Learning is most effective when information reaches students through as many different channels as possible. Learning styles and the ways information is received may vary. Therefore, teachers must prepare carefully to be able to elaborate on different topics. mozaBook makes explaining the material significantly easier and decreases the amount of time spent on preparation.
In mozaBook, the auditory and visual learning tools are merged perfectly with each other. The teacher can complement these by creating additional exercises and using the Test Editor. This way, all students with different learning styles will be part of an effective and fun learning process. In particular, it is outstanding that the materials are available to students for learning at home as well.
In school, a considerable amount of time is spent with students listening to the teachers’ presentations, which is the more conventional way of delivering information in the classroom. However, in order for students to be able to recognize the essence of the text and memorize key information, they need to learn the correct technique to do so. mozaBook’s built-in content, such as 3D animations and videos provide superior help with this.
1. Revision of students’ previously acquired knowledge, discussion of possible personal experiences.
Guiding question: Where is the Colosseum located? Mark Rome on the map.
2. Posing questions expected to be answered with the help of the text.
II. Getting to know the text
1. Listening to the text along with the animation.
Did students receive sufficient answers to their questions? If not, let’s find them together (possibly by searching the Internet).

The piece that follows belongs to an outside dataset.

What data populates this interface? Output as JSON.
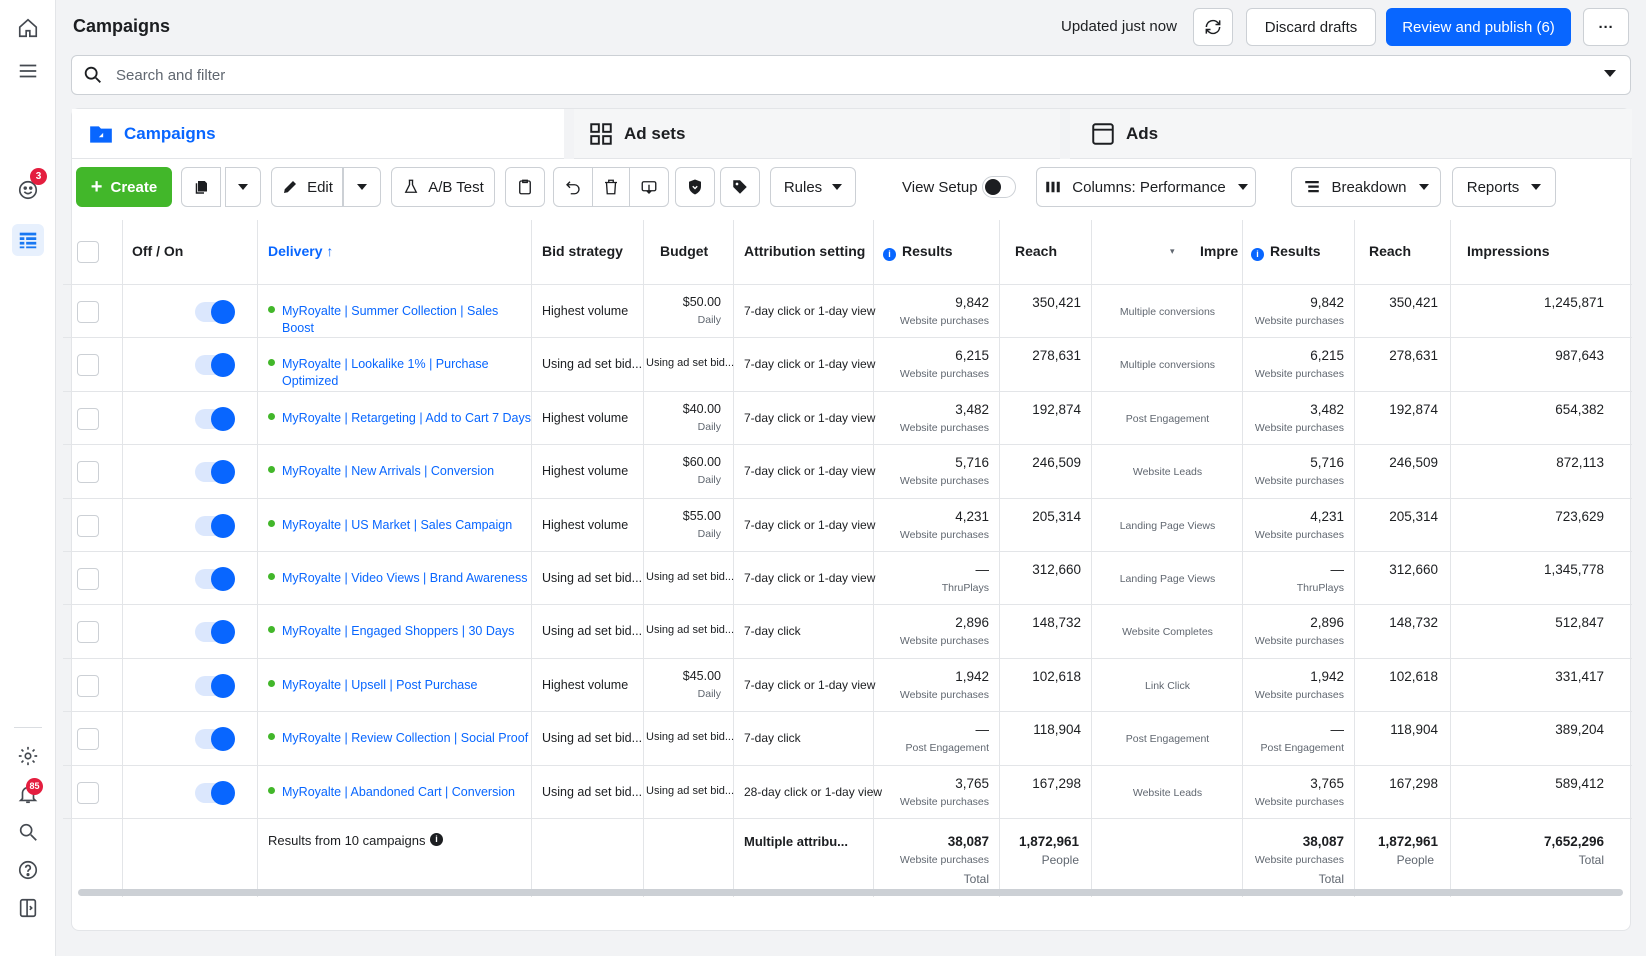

III. Elaborating on the information found in the text
1. Discussion of the acquired information based on the narration.
2. Listening to the text again and finding the answers to the following questions:

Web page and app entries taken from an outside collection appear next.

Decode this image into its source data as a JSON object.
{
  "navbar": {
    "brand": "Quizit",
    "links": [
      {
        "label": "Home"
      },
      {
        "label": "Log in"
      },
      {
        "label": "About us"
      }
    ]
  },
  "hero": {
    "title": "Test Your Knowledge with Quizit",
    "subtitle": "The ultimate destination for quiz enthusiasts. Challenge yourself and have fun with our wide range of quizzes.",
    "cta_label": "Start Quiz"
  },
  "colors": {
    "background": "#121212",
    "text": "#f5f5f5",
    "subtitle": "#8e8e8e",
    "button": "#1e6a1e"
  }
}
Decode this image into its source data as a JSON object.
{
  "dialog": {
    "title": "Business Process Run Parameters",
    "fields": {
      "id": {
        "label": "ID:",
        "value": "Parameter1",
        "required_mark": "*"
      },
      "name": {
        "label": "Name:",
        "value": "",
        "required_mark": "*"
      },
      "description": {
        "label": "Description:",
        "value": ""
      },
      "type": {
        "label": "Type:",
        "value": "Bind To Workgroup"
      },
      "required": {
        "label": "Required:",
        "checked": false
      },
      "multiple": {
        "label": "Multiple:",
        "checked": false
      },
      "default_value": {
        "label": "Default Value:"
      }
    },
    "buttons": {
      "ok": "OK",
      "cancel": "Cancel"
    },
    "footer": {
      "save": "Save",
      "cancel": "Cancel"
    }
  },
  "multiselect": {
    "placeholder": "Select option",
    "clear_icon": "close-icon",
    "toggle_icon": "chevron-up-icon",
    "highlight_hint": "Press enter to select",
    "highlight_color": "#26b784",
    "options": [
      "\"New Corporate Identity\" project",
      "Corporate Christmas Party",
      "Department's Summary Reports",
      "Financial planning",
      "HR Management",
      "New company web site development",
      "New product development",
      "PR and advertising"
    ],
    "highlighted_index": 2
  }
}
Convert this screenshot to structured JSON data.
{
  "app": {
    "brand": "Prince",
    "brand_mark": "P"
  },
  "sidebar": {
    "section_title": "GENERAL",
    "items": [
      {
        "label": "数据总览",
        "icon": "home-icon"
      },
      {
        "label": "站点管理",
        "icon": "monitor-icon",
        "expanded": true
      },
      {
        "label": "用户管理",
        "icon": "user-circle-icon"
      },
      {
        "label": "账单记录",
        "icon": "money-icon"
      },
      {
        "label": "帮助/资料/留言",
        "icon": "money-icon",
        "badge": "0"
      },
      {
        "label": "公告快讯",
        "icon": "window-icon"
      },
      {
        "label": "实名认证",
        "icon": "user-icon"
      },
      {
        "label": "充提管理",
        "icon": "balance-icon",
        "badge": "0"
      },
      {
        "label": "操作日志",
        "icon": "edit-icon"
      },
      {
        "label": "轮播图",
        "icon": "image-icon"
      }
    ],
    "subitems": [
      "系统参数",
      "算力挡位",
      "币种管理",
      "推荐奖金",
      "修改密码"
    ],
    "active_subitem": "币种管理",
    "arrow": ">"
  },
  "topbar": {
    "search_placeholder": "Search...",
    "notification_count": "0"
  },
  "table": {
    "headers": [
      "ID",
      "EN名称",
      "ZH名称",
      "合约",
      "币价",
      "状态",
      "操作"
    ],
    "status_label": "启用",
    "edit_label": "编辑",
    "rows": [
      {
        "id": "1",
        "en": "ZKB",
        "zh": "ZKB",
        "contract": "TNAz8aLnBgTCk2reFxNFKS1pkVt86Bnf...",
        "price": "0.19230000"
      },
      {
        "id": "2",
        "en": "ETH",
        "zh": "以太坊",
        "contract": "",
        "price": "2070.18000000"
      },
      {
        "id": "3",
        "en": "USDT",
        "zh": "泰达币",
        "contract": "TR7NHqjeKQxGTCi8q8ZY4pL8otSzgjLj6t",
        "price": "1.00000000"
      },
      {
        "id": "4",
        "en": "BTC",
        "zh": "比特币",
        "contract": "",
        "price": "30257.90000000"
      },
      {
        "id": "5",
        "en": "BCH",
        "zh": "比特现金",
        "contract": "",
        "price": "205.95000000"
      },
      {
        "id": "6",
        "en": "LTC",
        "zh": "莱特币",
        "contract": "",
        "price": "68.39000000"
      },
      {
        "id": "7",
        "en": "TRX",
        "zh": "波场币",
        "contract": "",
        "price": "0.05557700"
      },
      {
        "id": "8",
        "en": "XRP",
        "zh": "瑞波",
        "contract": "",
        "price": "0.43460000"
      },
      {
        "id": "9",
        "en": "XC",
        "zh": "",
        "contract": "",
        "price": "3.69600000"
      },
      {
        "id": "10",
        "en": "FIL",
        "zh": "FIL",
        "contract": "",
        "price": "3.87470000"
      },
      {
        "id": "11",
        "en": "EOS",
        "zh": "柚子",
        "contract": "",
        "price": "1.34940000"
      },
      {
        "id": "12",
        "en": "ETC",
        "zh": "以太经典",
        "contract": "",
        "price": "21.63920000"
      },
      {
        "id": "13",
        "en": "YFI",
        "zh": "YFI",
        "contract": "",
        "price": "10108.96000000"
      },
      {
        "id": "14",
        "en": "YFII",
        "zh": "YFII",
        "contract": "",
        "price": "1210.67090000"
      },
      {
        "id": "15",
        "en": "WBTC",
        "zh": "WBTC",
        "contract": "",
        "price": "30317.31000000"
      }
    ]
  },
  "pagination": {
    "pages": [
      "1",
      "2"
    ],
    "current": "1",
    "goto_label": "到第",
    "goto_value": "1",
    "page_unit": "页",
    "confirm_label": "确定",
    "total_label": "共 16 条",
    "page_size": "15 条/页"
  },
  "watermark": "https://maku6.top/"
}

a) Gap filling
b) Introducing new concepts
c) Data search, focal points
4. Collecting keywords. Drafting an outline of the text.
IV. Systematization, reproduction
1. Pair work: asking questions in connection with the text
2. Pair work: recounting the main points of the text in pairs